====== Exercise material ======

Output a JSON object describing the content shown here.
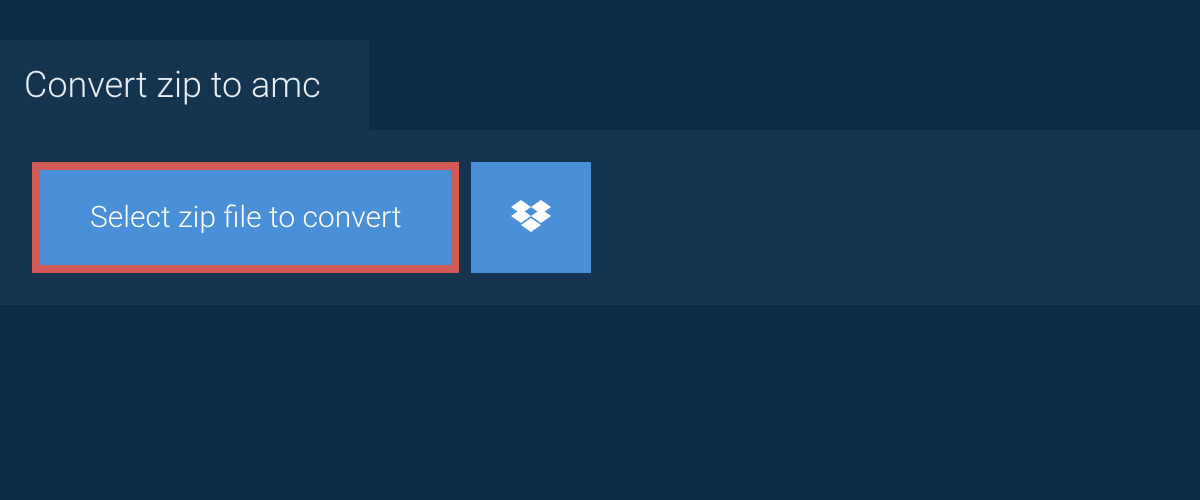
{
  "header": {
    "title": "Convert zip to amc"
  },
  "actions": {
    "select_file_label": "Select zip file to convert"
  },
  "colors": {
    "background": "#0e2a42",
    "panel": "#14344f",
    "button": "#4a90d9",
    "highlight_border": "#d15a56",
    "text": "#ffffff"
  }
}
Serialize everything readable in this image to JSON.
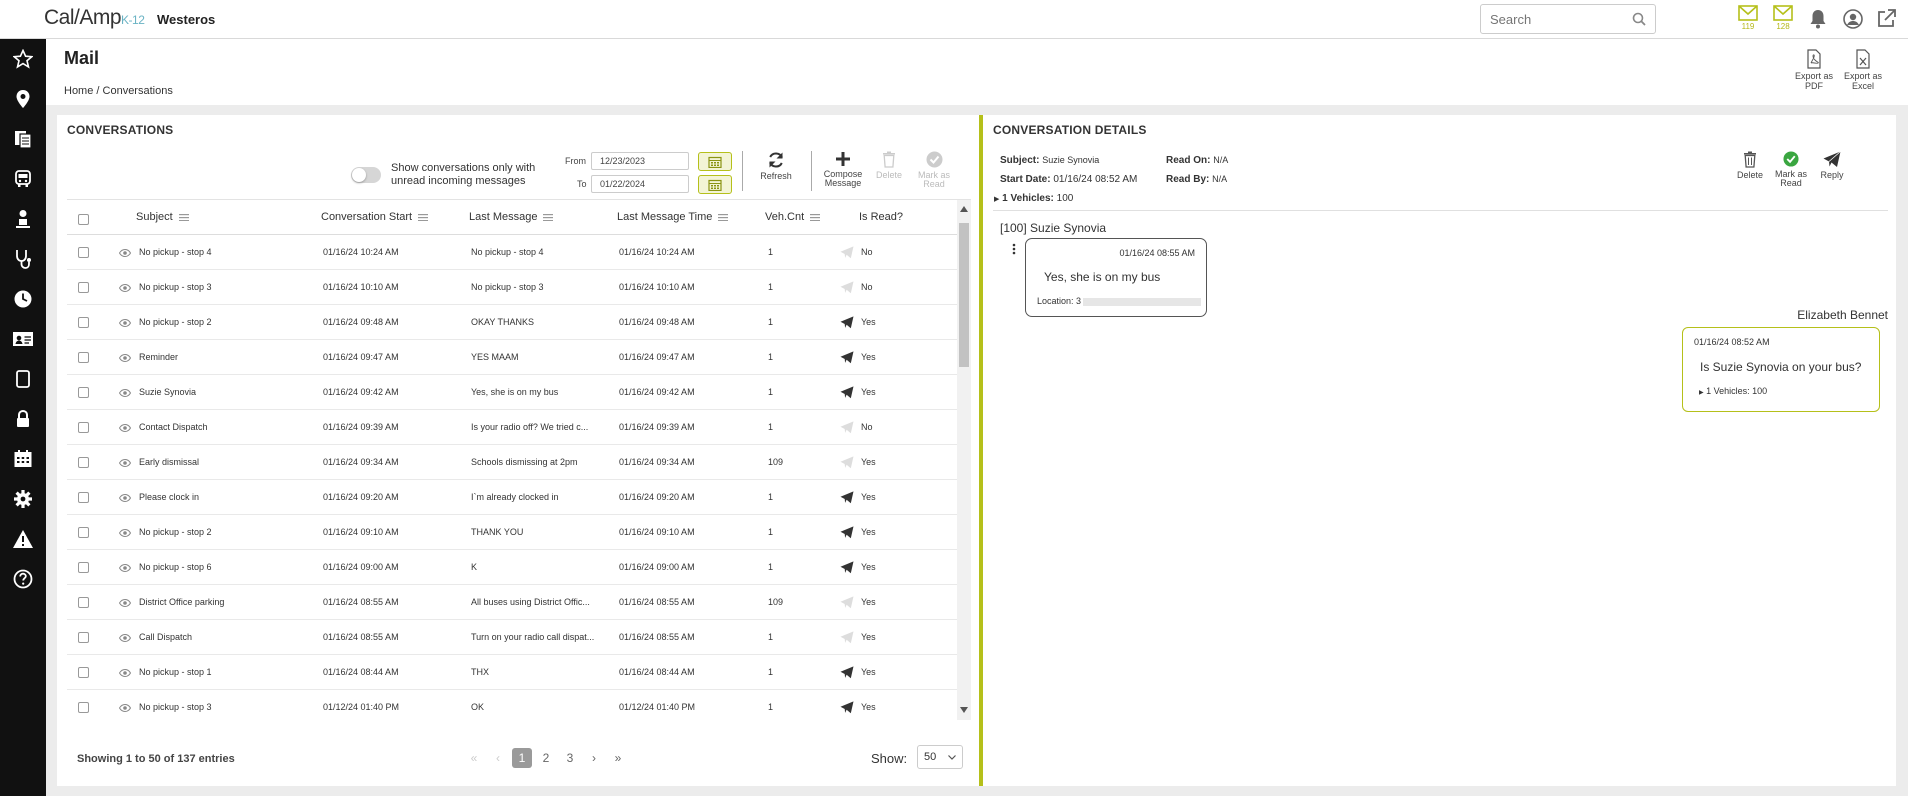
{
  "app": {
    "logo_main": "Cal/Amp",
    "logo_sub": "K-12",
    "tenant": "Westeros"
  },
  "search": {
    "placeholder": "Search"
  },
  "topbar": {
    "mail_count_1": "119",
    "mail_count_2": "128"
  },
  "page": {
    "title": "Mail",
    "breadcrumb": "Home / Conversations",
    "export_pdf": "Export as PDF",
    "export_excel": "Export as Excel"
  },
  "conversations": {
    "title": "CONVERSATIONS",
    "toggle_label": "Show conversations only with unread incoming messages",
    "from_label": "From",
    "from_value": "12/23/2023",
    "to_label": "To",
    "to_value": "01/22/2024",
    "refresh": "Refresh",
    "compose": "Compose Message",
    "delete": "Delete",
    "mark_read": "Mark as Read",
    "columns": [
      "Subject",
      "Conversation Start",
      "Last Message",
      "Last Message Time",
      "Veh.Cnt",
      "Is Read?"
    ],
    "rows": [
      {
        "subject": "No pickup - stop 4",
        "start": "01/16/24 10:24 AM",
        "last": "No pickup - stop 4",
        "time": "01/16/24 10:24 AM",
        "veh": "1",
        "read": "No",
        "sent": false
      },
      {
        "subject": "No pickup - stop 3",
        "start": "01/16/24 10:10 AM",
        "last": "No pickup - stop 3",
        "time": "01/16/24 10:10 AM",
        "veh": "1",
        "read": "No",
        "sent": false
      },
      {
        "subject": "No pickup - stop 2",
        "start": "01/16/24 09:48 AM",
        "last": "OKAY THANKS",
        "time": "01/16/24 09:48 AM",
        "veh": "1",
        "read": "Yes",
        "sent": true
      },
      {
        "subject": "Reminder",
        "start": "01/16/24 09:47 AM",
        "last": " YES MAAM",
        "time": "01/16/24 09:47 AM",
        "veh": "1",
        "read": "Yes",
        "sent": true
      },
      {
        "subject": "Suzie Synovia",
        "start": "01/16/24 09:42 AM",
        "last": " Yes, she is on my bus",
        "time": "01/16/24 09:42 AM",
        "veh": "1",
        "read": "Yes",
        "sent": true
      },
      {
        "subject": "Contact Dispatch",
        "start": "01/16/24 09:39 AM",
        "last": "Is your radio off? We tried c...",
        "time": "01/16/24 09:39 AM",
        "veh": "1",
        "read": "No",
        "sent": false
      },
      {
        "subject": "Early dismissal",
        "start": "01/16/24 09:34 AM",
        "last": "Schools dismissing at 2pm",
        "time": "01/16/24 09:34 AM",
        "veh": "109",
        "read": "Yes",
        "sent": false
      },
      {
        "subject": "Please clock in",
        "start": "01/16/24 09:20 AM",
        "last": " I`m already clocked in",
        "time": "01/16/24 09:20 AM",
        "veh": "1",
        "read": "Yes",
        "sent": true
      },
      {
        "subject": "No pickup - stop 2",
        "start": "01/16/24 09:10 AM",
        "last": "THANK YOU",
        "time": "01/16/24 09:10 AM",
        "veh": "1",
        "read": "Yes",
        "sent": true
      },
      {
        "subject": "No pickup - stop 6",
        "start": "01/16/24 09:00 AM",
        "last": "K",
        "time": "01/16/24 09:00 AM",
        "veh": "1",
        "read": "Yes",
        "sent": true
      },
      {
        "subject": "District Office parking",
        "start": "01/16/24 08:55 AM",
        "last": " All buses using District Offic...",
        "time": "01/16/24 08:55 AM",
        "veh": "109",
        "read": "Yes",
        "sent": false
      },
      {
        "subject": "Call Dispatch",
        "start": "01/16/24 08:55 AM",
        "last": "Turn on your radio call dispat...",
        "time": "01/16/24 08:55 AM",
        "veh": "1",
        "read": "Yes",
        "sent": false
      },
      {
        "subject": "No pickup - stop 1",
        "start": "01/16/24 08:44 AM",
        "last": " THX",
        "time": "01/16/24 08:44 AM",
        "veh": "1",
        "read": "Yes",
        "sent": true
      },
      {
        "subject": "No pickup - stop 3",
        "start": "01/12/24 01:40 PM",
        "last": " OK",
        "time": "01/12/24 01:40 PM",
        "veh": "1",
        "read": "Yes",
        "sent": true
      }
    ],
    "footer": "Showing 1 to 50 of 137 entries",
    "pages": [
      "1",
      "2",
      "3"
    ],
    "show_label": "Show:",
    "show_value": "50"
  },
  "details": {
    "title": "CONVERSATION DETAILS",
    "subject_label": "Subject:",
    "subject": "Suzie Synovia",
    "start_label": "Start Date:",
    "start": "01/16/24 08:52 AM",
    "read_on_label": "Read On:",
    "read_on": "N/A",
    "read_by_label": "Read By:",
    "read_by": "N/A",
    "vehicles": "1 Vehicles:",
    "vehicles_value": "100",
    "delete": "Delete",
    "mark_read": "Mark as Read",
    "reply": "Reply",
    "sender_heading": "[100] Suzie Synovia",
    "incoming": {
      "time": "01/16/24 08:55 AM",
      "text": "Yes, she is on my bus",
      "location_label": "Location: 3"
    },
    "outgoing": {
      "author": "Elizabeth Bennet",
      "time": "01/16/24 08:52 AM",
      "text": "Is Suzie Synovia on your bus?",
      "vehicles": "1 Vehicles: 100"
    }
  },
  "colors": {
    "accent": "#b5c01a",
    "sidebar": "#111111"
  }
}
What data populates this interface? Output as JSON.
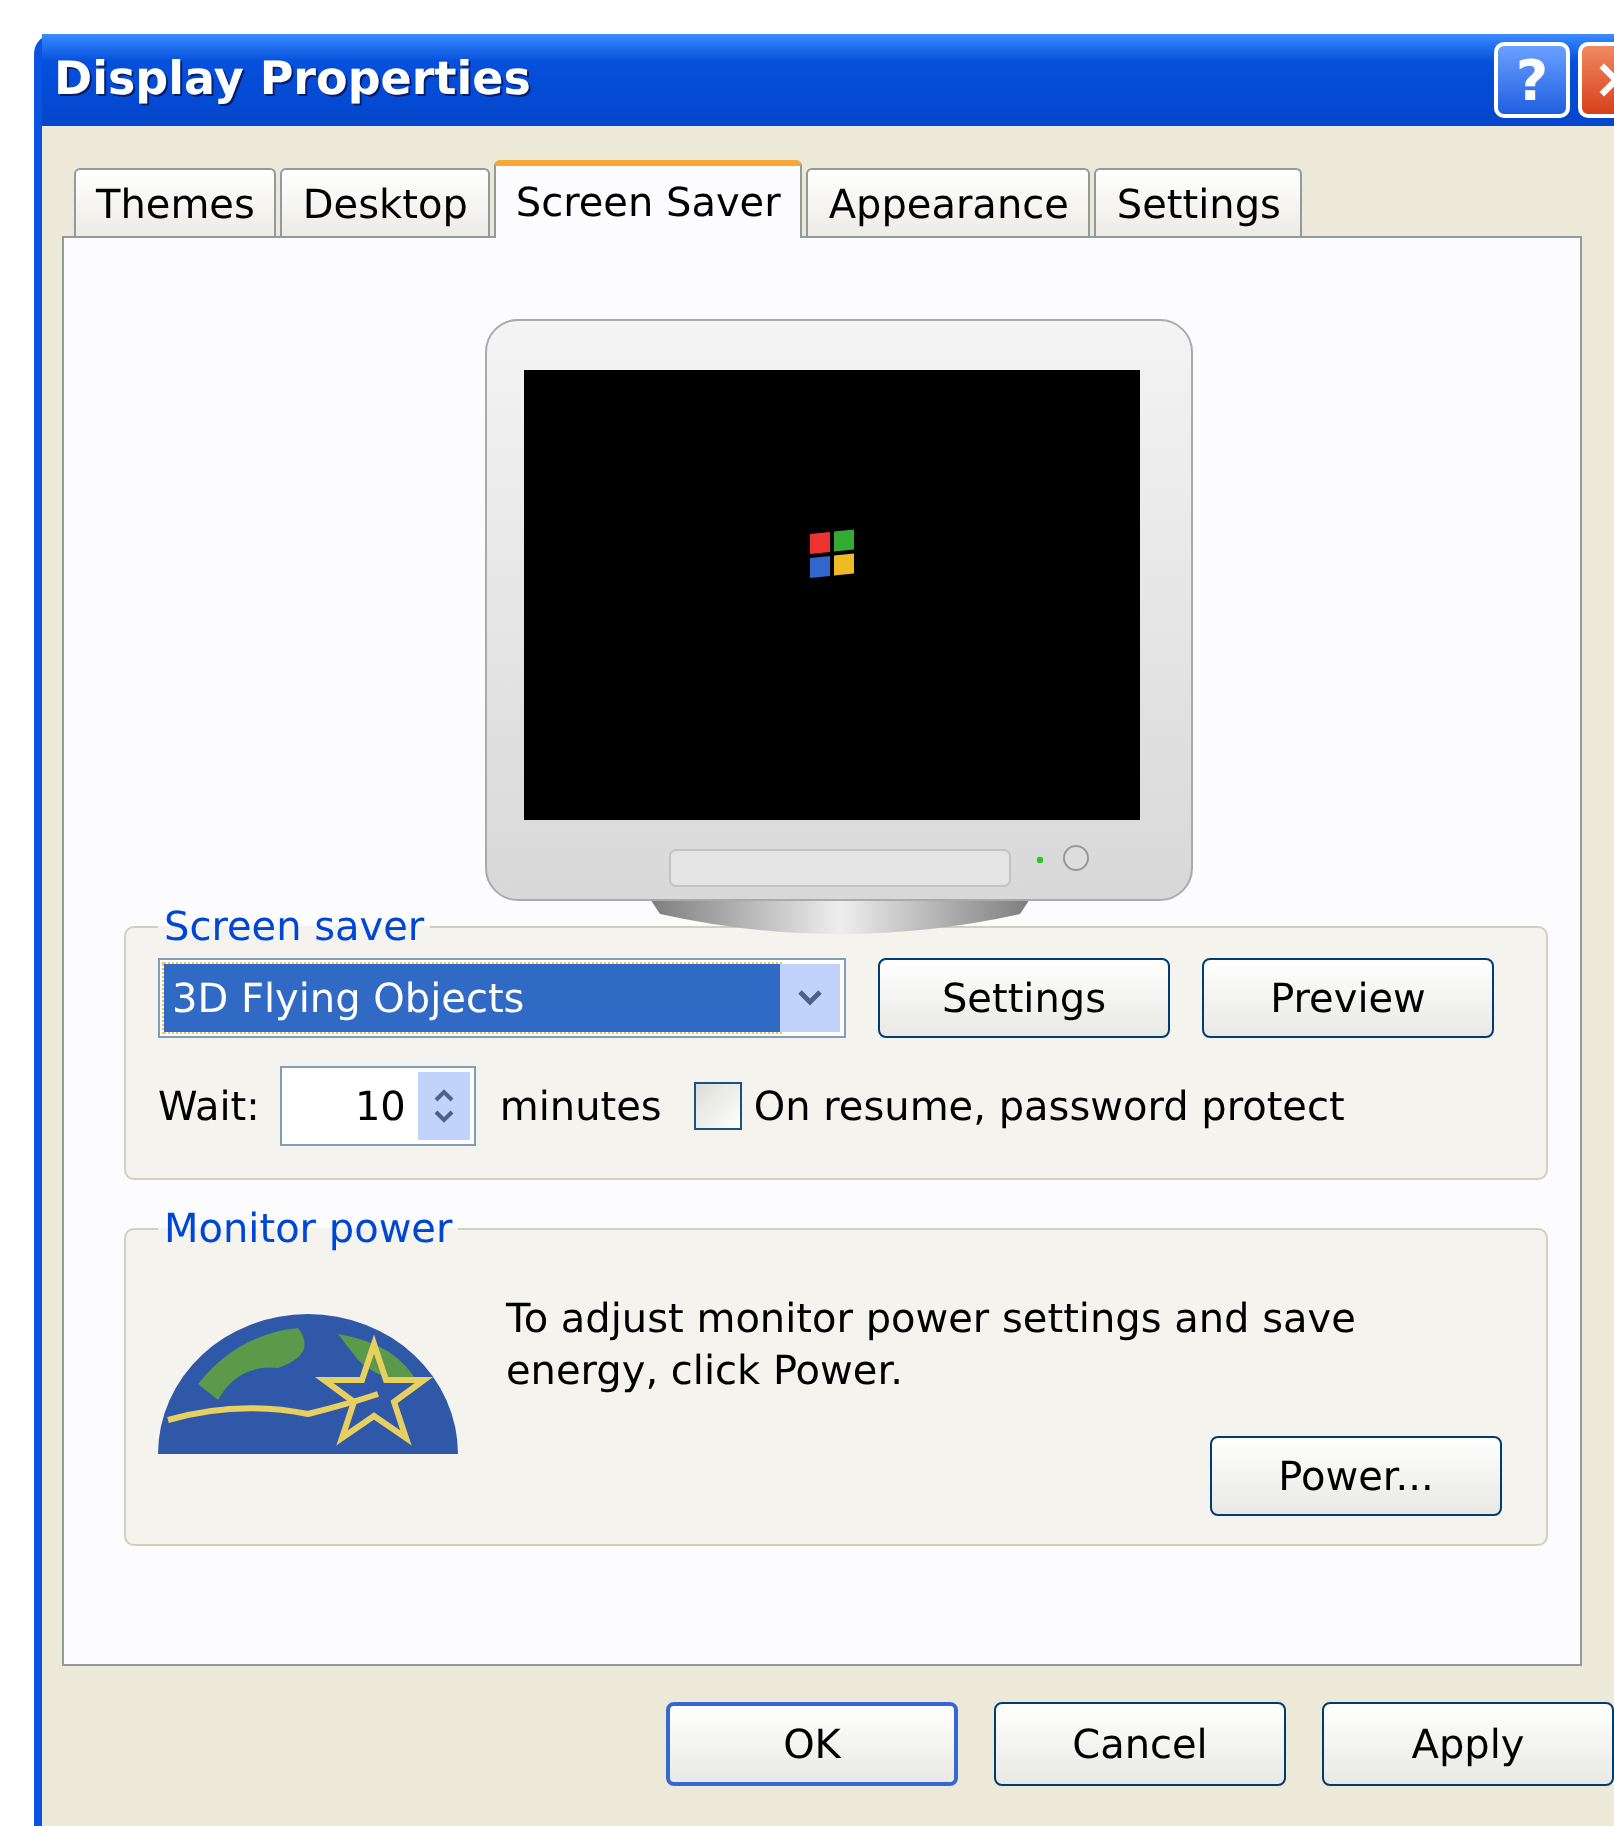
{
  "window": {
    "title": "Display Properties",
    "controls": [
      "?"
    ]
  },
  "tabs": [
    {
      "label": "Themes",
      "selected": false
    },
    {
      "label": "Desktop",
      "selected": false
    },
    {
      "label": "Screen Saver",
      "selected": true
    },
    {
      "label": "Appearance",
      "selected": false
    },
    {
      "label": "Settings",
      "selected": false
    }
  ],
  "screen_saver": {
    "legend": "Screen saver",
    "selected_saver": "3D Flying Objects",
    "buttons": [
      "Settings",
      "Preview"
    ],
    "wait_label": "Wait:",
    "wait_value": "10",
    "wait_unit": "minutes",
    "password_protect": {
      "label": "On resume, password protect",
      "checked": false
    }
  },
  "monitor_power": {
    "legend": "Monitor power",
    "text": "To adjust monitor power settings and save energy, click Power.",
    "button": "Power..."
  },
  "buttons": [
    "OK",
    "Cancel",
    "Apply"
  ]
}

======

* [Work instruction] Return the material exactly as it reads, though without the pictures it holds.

* [Worked solution]
Output a JSON object describing the content shown here.
{
  "header": {
    "title": "Convert zip to amc"
  },
  "actions": {
    "select_file_label": "Select zip file to convert"
  },
  "colors": {
    "background": "#0e2a42",
    "panel": "#14344f",
    "button": "#4a90d9",
    "highlight_border": "#d15a56",
    "text": "#ffffff"
  }
}
Serialize everything readable in this image to JSON.
{
  "app": {
    "logo_main": "Cal/Amp",
    "logo_sub": "K-12",
    "tenant": "Westeros"
  },
  "search": {
    "placeholder": "Search"
  },
  "topbar": {
    "mail_count_1": "119",
    "mail_count_2": "128"
  },
  "page": {
    "title": "Mail",
    "breadcrumb": "Home / Conversations",
    "export_pdf": "Export as PDF",
    "export_excel": "Export as Excel"
  },
  "conversations": {
    "title": "CONVERSATIONS",
    "toggle_label": "Show conversations only with unread incoming messages",
    "from_label": "From",
    "from_value": "12/23/2023",
    "to_label": "To",
    "to_value": "01/22/2024",
    "refresh": "Refresh",
    "compose": "Compose Message",
    "delete": "Delete",
    "mark_read": "Mark as Read",
    "columns": [
      "Subject",
      "Conversation Start",
      "Last Message",
      "Last Message Time",
      "Veh.Cnt",
      "Is Read?"
    ],
    "rows": [
      {
        "subject": "No pickup - stop 4",
        "start": "01/16/24 10:24 AM",
        "last": "No pickup - stop 4",
        "time": "01/16/24 10:24 AM",
        "veh": "1",
        "read": "No",
        "sent": false
      },
      {
        "subject": "No pickup - stop 3",
        "start": "01/16/24 10:10 AM",
        "last": "No pickup - stop 3",
        "time": "01/16/24 10:10 AM",
        "veh": "1",
        "read": "No",
        "sent": false
      },
      {
        "subject": "No pickup - stop 2",
        "start": "01/16/24 09:48 AM",
        "last": "OKAY THANKS",
        "time": "01/16/24 09:48 AM",
        "veh": "1",
        "read": "Yes",
        "sent": true
      },
      {
        "subject": "Reminder",
        "start": "01/16/24 09:47 AM",
        "last": " YES MAAM",
        "time": "01/16/24 09:47 AM",
        "veh": "1",
        "read": "Yes",
        "sent": true
      },
      {
        "subject": "Suzie Synovia",
        "start": "01/16/24 09:42 AM",
        "last": " Yes, she is on my bus",
        "time": "01/16/24 09:42 AM",
        "veh": "1",
        "read": "Yes",
        "sent": true
      },
      {
        "subject": "Contact Dispatch",
        "start": "01/16/24 09:39 AM",
        "last": "Is your radio off? We tried c...",
        "time": "01/16/24 09:39 AM",
        "veh": "1",
        "read": "No",
        "sent": false
      },
      {
        "subject": "Early dismissal",
        "start": "01/16/24 09:34 AM",
        "last": "Schools dismissing at 2pm",
        "time": "01/16/24 09:34 AM",
        "veh": "109",
        "read": "Yes",
        "sent": false
      },
      {
        "subject": "Please clock in",
        "start": "01/16/24 09:20 AM",
        "last": " I`m already clocked in",
        "time": "01/16/24 09:20 AM",
        "veh": "1",
        "read": "Yes",
        "sent": true
      },
      {
        "subject": "No pickup - stop 2",
        "start": "01/16/24 09:10 AM",
        "last": "THANK YOU",
        "time": "01/16/24 09:10 AM",
        "veh": "1",
        "read": "Yes",
        "sent": true
      },
      {
        "subject": "No pickup - stop 6",
        "start": "01/16/24 09:00 AM",
        "last": "K",
        "time": "01/16/24 09:00 AM",
        "veh": "1",
        "read": "Yes",
        "sent": true
      },
      {
        "subject": "District Office parking",
        "start": "01/16/24 08:55 AM",
        "last": " All buses using District Offic...",
        "time": "01/16/24 08:55 AM",
        "veh": "109",
        "read": "Yes",
        "sent": false
      },
      {
        "subject": "Call Dispatch",
        "start": "01/16/24 08:55 AM",
        "last": "Turn on your radio call dispat...",
        "time": "01/16/24 08:55 AM",
        "veh": "1",
        "read": "Yes",
        "sent": false
      },
      {
        "subject": "No pickup - stop 1",
        "start": "01/16/24 08:44 AM",
        "last": " THX",
        "time": "01/16/24 08:44 AM",
        "veh": "1",
        "read": "Yes",
        "sent": true
      },
      {
        "subject": "No pickup - stop 3",
        "start": "01/12/24 01:40 PM",
        "last": " OK",
        "time": "01/12/24 01:40 PM",
        "veh": "1",
        "read": "Yes",
        "sent": true
      }
    ],
    "footer": "Showing 1 to 50 of 137 entries",
    "pages": [
      "1",
      "2",
      "3"
    ],
    "show_label": "Show:",
    "show_value": "50"
  },
  "details": {
    "title": "CONVERSATION DETAILS",
    "subject_label": "Subject:",
    "subject": "Suzie Synovia",
    "start_label": "Start Date:",
    "start": "01/16/24 08:52 AM",
    "read_on_label": "Read On:",
    "read_on": "N/A",
    "read_by_label": "Read By:",
    "read_by": "N/A",
    "vehicles": "1 Vehicles:",
    "vehicles_value": "100",
    "delete": "Delete",
    "mark_read": "Mark as Read",
    "reply": "Reply",
    "sender_heading": "[100] Suzie Synovia",
    "incoming": {
      "time": "01/16/24 08:55 AM",
      "text": "Yes, she is on my bus",
      "location_label": "Location: 3"
    },
    "outgoing": {
      "author": "Elizabeth Bennet",
      "time": "01/16/24 08:52 AM",
      "text": "Is Suzie Synovia on your bus?",
      "vehicles": "1 Vehicles: 100"
    }
  },
  "colors": {
    "accent": "#b5c01a",
    "sidebar": "#111111"
  }
}
What data populates this interface? Output as JSON.
{
  "window": {
    "title": "Display Properties",
    "controls": [
      "?"
    ]
  },
  "tabs": [
    {
      "label": "Themes",
      "selected": false
    },
    {
      "label": "Desktop",
      "selected": false
    },
    {
      "label": "Screen Saver",
      "selected": true
    },
    {
      "label": "Appearance",
      "selected": false
    },
    {
      "label": "Settings",
      "selected": false
    }
  ],
  "screen_saver": {
    "legend": "Screen saver",
    "selected_saver": "3D Flying Objects",
    "buttons": [
      "Settings",
      "Preview"
    ],
    "wait_label": "Wait:",
    "wait_value": "10",
    "wait_unit": "minutes",
    "password_protect": {
      "label": "On resume, password protect",
      "checked": false
    }
  },
  "monitor_power": {
    "legend": "Monitor power",
    "text": "To adjust monitor power settings and save energy, click Power.",
    "button": "Power..."
  },
  "buttons": [
    "OK",
    "Cancel",
    "Apply"
  ]
}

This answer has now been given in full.